> _DIRECTIONS_
The response must consist of all the entries, duplicated without alteration.

> _Records excerpted from a collection_
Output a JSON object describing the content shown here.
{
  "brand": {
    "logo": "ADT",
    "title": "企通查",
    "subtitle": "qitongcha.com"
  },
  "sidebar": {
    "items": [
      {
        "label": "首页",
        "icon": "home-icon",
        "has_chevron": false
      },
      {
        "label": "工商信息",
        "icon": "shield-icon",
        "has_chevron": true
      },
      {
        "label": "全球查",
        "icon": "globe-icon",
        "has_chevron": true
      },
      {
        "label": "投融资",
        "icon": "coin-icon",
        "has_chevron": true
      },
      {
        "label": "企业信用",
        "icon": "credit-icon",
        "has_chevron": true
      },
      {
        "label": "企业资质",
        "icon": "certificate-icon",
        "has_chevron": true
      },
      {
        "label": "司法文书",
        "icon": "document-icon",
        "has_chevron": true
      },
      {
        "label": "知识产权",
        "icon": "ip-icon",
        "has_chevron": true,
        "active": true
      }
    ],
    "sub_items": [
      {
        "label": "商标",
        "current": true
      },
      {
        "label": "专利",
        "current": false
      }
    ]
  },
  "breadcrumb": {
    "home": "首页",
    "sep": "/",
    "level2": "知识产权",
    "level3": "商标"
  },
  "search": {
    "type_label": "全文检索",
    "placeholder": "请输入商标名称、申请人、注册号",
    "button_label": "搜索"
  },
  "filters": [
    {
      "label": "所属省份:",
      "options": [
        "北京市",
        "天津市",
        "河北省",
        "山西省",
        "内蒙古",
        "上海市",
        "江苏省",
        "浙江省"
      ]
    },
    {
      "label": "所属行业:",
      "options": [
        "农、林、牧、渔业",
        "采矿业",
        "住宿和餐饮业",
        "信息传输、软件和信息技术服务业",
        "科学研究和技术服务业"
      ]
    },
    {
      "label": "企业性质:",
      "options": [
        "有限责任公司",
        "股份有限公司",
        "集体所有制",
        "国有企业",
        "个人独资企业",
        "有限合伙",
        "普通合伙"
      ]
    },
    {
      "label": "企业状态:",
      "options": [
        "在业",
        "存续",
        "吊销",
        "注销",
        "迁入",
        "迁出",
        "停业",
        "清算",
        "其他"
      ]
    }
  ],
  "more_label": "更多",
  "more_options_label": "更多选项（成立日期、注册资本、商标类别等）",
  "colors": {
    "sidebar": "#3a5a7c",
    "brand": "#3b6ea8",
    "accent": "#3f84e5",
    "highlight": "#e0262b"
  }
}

> _TASK ANSWER_
Output a JSON object describing the content shown here.
{
  "brand": {
    "logo": "ADT",
    "title": "企通查",
    "subtitle": "qitongcha.com"
  },
  "sidebar": {
    "items": [
      {
        "label": "首页",
        "icon": "home-icon",
        "has_chevron": false
      },
      {
        "label": "工商信息",
        "icon": "shield-icon",
        "has_chevron": true
      },
      {
        "label": "全球查",
        "icon": "globe-icon",
        "has_chevron": true
      },
      {
        "label": "投融资",
        "icon": "coin-icon",
        "has_chevron": true
      },
      {
        "label": "企业信用",
        "icon": "credit-icon",
        "has_chevron": true
      },
      {
        "label": "企业资质",
        "icon": "certificate-icon",
        "has_chevron": true
      },
      {
        "label": "司法文书",
        "icon": "document-icon",
        "has_chevron": true
      },
      {
        "label": "知识产权",
        "icon": "ip-icon",
        "has_chevron": true,
        "active": true
      }
    ],
    "sub_items": [
      {
        "label": "商标",
        "current": true
      },
      {
        "label": "专利",
        "current": false
      }
    ]
  },
  "breadcrumb": {
    "home": "首页",
    "sep": "/",
    "level2": "知识产权",
    "level3": "商标"
  },
  "search": {
    "type_label": "全文检索",
    "placeholder": "请输入商标名称、申请人、注册号",
    "button_label": "搜索"
  },
  "filters": [
    {
      "label": "所属省份:",
      "options": [
        "北京市",
        "天津市",
        "河北省",
        "山西省",
        "内蒙古",
        "上海市",
        "江苏省",
        "浙江省"
      ]
    },
    {
      "label": "所属行业:",
      "options": [
        "农、林、牧、渔业",
        "采矿业",
        "住宿和餐饮业",
        "信息传输、软件和信息技术服务业",
        "科学研究和技术服务业"
      ]
    },
    {
      "label": "企业性质:",
      "options": [
        "有限责任公司",
        "股份有限公司",
        "集体所有制",
        "国有企业",
        "个人独资企业",
        "有限合伙",
        "普通合伙"
      ]
    },
    {
      "label": "企业状态:",
      "options": [
        "在业",
        "存续",
        "吊销",
        "注销",
        "迁入",
        "迁出",
        "停业",
        "清算",
        "其他"
      ]
    }
  ],
  "more_label": "更多",
  "more_options_label": "更多选项（成立日期、注册资本、商标类别等）",
  "colors": {
    "sidebar": "#3a5a7c",
    "brand": "#3b6ea8",
    "accent": "#3f84e5",
    "highlight": "#e0262b"
  }
}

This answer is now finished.